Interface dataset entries

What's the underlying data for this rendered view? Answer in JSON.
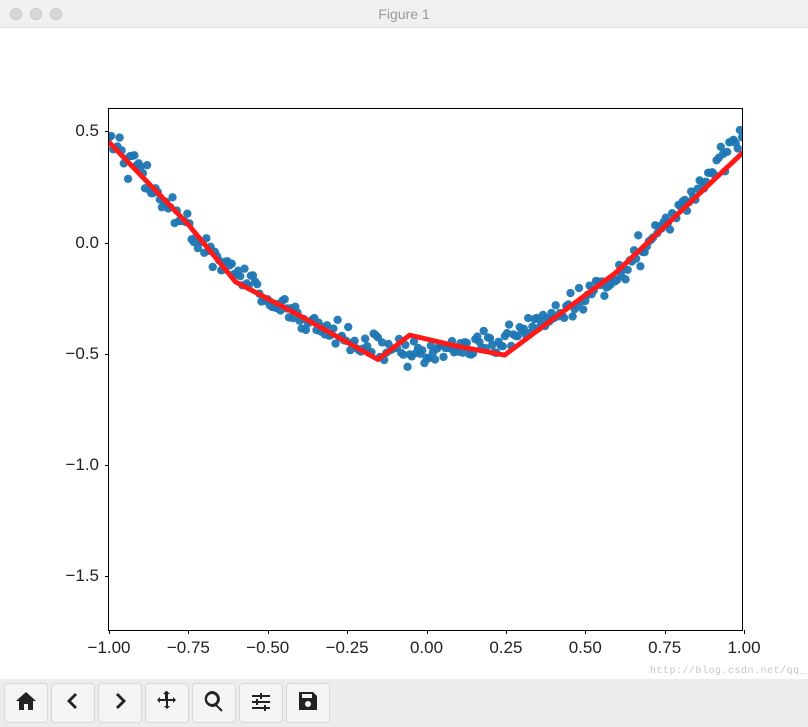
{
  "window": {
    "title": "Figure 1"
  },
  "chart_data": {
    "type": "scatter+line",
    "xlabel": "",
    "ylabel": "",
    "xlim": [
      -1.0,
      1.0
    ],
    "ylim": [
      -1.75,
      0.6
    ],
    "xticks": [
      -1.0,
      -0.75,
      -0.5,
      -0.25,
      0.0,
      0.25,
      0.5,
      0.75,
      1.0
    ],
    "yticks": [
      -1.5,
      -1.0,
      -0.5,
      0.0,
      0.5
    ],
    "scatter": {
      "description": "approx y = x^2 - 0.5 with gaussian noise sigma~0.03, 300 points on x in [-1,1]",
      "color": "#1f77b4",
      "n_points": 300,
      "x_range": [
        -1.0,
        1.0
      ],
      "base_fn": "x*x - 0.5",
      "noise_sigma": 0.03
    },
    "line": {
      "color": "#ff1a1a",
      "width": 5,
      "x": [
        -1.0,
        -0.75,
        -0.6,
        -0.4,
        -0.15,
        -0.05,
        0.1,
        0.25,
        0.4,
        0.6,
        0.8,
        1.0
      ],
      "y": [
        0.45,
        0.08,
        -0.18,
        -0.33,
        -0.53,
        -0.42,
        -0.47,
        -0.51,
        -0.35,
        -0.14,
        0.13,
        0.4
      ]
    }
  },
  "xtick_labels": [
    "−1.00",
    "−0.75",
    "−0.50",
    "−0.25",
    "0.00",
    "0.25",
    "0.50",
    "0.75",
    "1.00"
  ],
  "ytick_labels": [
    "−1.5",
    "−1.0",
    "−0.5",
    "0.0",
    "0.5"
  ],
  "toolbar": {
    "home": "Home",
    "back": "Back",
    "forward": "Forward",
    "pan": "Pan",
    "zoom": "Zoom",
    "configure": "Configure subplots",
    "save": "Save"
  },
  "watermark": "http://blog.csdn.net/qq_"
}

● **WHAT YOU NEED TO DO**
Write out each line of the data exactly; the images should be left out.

● **PROBLEM SOLUTION**
What's the underlying data for this rendered view? Answer in JSON.
{
  "window": {
    "title": "Figure 1"
  },
  "chart_data": {
    "type": "scatter+line",
    "xlabel": "",
    "ylabel": "",
    "xlim": [
      -1.0,
      1.0
    ],
    "ylim": [
      -1.75,
      0.6
    ],
    "xticks": [
      -1.0,
      -0.75,
      -0.5,
      -0.25,
      0.0,
      0.25,
      0.5,
      0.75,
      1.0
    ],
    "yticks": [
      -1.5,
      -1.0,
      -0.5,
      0.0,
      0.5
    ],
    "scatter": {
      "description": "approx y = x^2 - 0.5 with gaussian noise sigma~0.03, 300 points on x in [-1,1]",
      "color": "#1f77b4",
      "n_points": 300,
      "x_range": [
        -1.0,
        1.0
      ],
      "base_fn": "x*x - 0.5",
      "noise_sigma": 0.03
    },
    "line": {
      "color": "#ff1a1a",
      "width": 5,
      "x": [
        -1.0,
        -0.75,
        -0.6,
        -0.4,
        -0.15,
        -0.05,
        0.1,
        0.25,
        0.4,
        0.6,
        0.8,
        1.0
      ],
      "y": [
        0.45,
        0.08,
        -0.18,
        -0.33,
        -0.53,
        -0.42,
        -0.47,
        -0.51,
        -0.35,
        -0.14,
        0.13,
        0.4
      ]
    }
  },
  "xtick_labels": [
    "−1.00",
    "−0.75",
    "−0.50",
    "−0.25",
    "0.00",
    "0.25",
    "0.50",
    "0.75",
    "1.00"
  ],
  "ytick_labels": [
    "−1.5",
    "−1.0",
    "−0.5",
    "0.0",
    "0.5"
  ],
  "toolbar": {
    "home": "Home",
    "back": "Back",
    "forward": "Forward",
    "pan": "Pan",
    "zoom": "Zoom",
    "configure": "Configure subplots",
    "save": "Save"
  },
  "watermark": "http://blog.csdn.net/qq_"
}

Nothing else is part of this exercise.